'''

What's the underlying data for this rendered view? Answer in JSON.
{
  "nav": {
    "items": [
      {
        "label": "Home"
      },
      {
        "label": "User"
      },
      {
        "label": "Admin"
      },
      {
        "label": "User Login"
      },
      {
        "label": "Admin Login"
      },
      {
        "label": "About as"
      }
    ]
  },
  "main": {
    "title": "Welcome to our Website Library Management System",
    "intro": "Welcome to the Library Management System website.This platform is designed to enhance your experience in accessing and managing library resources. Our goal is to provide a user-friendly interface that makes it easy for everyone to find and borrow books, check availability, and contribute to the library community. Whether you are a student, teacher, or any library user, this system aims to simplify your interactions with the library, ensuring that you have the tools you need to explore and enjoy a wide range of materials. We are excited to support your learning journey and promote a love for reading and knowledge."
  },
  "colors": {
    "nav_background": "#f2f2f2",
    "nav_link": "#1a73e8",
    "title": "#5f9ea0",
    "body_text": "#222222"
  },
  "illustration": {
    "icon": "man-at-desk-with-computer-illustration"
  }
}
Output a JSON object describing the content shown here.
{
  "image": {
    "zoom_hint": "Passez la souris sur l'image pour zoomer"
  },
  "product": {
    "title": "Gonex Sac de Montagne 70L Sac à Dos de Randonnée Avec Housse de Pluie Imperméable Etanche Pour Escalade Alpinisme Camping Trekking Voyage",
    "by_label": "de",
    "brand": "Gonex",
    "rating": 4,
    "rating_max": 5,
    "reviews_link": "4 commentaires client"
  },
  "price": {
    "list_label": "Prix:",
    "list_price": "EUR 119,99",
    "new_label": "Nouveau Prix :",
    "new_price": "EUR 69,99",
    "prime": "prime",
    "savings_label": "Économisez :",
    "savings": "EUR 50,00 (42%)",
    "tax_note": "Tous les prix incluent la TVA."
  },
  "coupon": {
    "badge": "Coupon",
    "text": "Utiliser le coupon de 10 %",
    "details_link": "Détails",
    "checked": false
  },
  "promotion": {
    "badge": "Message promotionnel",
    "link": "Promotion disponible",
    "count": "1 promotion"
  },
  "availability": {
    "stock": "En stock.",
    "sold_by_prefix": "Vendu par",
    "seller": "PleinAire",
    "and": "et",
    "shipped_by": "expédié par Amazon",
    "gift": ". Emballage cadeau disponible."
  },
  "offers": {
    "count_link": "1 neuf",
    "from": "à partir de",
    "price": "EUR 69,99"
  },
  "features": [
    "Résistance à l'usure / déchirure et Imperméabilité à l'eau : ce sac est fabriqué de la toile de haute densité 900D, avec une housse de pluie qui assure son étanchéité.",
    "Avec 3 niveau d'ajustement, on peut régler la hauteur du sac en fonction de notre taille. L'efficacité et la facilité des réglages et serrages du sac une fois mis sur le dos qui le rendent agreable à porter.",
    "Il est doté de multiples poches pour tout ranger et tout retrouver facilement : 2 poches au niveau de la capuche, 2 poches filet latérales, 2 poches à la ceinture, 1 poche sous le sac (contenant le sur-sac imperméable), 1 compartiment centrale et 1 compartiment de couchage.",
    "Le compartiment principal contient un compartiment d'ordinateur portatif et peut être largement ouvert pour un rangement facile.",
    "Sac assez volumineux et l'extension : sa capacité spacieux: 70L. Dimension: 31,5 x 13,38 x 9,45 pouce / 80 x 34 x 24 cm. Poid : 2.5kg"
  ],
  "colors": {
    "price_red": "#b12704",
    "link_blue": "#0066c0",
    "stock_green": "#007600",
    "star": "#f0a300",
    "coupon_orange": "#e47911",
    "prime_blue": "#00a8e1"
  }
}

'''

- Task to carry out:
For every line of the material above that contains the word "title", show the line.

- Answer to the problem:
    "title": "Welcome to our Website Library Management System",
    "title": "#5f9ea0",
    "title": "Gonex Sac de Montagne 70L Sac à Dos de Randonnée Avec Housse de Pluie Imperméable Etanche Pour Escalade Alpinisme Camping Trekking Voyage",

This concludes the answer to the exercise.